Directions for this task>
Retype each record exactly; no pictures.

Source records
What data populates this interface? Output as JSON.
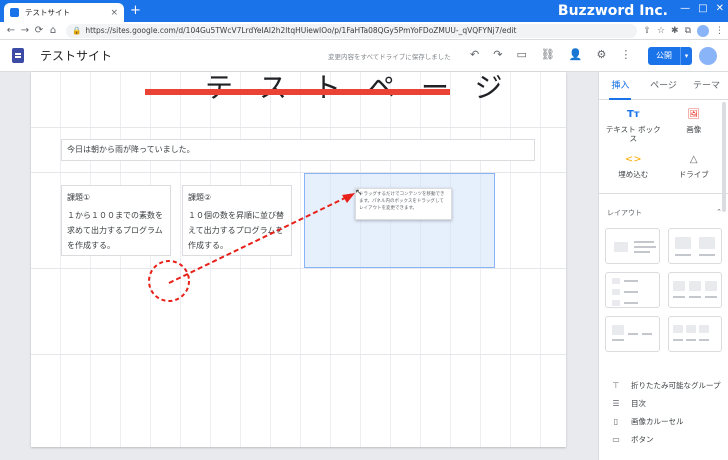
{
  "browser": {
    "tab_title": "テストサイト",
    "tab_close": "×",
    "new_tab": "+",
    "brand": "Buzzword Inc.",
    "window_controls": [
      "—",
      "□",
      "✕"
    ],
    "url": "https://sites.google.com/d/104Gu5TWcV7LrdYeIAI2h2ltqHUiewIOo/p/1FaHTa08QGy5PmYoFDoZMUU-_qVQFYNj7/edit",
    "nav": [
      "←",
      "→",
      "⟳",
      "⌂"
    ]
  },
  "sites_header": {
    "site_name": "テストサイト",
    "save_status": "変更内容をすべてドライブに保存しました",
    "publish_label": "公開",
    "publish_drop": "▾",
    "tool_icons": [
      "↶",
      "↷",
      "▭",
      "⛓",
      "👤",
      "⚙",
      "⋮"
    ]
  },
  "page": {
    "heading_fragment": "テストページ",
    "text_main": "今日は朝から雨が降っていました。",
    "task1_title": "課題①",
    "task1_body": "１から１００までの素数を求めて出力するプログラムを作成する。",
    "task2_title": "課題②",
    "task2_body": "１０個の数を昇順に並び替えて出力するプログラムを作成する。",
    "tooltip_text": "ドラッグするだけでコンテンツを移動できます。パネル内のボックスをドラッグしてレイアウトを変更できます。"
  },
  "panel": {
    "tabs": [
      "挿入",
      "ページ",
      "テーマ"
    ],
    "insert_items": [
      {
        "label": "テキスト ボックス",
        "icon": "Tт"
      },
      {
        "label": "画像",
        "icon": "🖼"
      },
      {
        "label": "埋め込む",
        "icon": "<>"
      },
      {
        "label": "ドライブ",
        "icon": "△"
      }
    ],
    "layout_label": "レイアウト",
    "layout_chevron": "⌃",
    "components": [
      {
        "label": "折りたたみ可能なグループ",
        "icon": "⊤"
      },
      {
        "label": "目次",
        "icon": "☰"
      },
      {
        "label": "画像カルーセル",
        "icon": "▯"
      },
      {
        "label": "ボタン",
        "icon": "▭"
      }
    ]
  },
  "colors": {
    "accent": "#1a73e8",
    "annotation_red": "#e8201a",
    "selection_fill": "#d2e3fc"
  }
}
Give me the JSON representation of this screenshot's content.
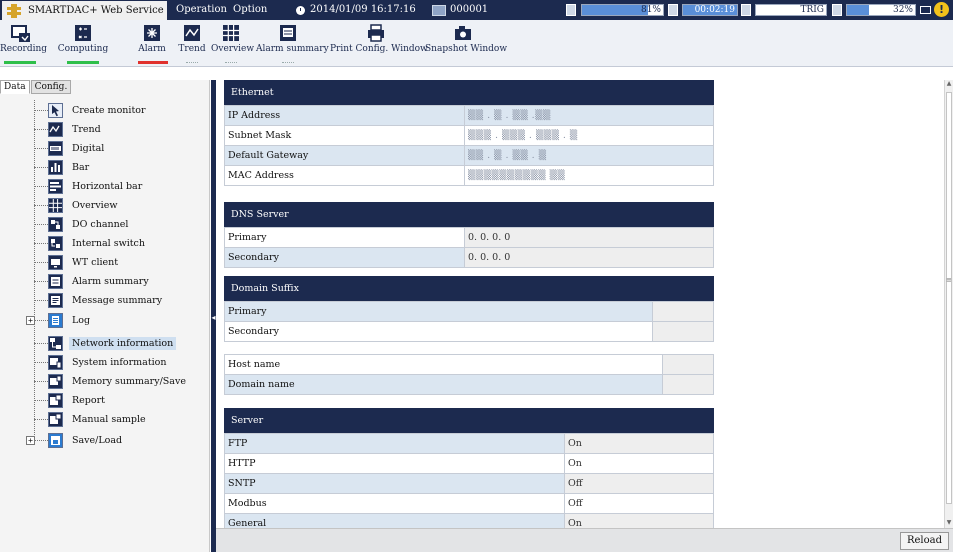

Reply>
What data populates this interface? Output as JSON.
{
  "browser": {
    "tab_title": "テストサイト",
    "tab_close": "×",
    "new_tab": "+",
    "brand": "Buzzword Inc.",
    "window_controls": [
      "—",
      "□",
      "✕"
    ],
    "url": "https://sites.google.com/d/104Gu5TWcV7LrdYeIAI2h2ltqHUiewIOo/p/1FaHTa08QGy5PmYoFDoZMUU-_qVQFYNj7/edit",
    "nav": [
      "←",
      "→",
      "⟳",
      "⌂"
    ]
  },
  "sites_header": {
    "site_name": "テストサイト",
    "save_status": "変更内容をすべてドライブに保存しました",
    "publish_label": "公開",
    "publish_drop": "▾",
    "tool_icons": [
      "↶",
      "↷",
      "▭",
      "⛓",
      "👤",
      "⚙",
      "⋮"
    ]
  },
  "page": {
    "heading_fragment": "テストページ",
    "text_main": "今日は朝から雨が降っていました。",
    "task1_title": "課題①",
    "task1_body": "１から１００までの素数を求めて出力するプログラムを作成する。",
    "task2_title": "課題②",
    "task2_body": "１０個の数を昇順に並び替えて出力するプログラムを作成する。",
    "tooltip_text": "ドラッグするだけでコンテンツを移動できます。パネル内のボックスをドラッグしてレイアウトを変更できます。"
  },
  "panel": {
    "tabs": [
      "挿入",
      "ページ",
      "テーマ"
    ],
    "insert_items": [
      {
        "label": "テキスト ボックス",
        "icon": "Tт"
      },
      {
        "label": "画像",
        "icon": "🖼"
      },
      {
        "label": "埋め込む",
        "icon": "<>"
      },
      {
        "label": "ドライブ",
        "icon": "△"
      }
    ],
    "layout_label": "レイアウト",
    "layout_chevron": "⌃",
    "components": [
      {
        "label": "折りたたみ可能なグループ",
        "icon": "⊤"
      },
      {
        "label": "目次",
        "icon": "☰"
      },
      {
        "label": "画像カルーセル",
        "icon": "▯"
      },
      {
        "label": "ボタン",
        "icon": "▭"
      }
    ]
  },
  "colors": {
    "accent": "#1a73e8",
    "annotation_red": "#e8201a",
    "selection_fill": "#d2e3fc"
  }
}
Give me the JSON representation of this screenshot's content.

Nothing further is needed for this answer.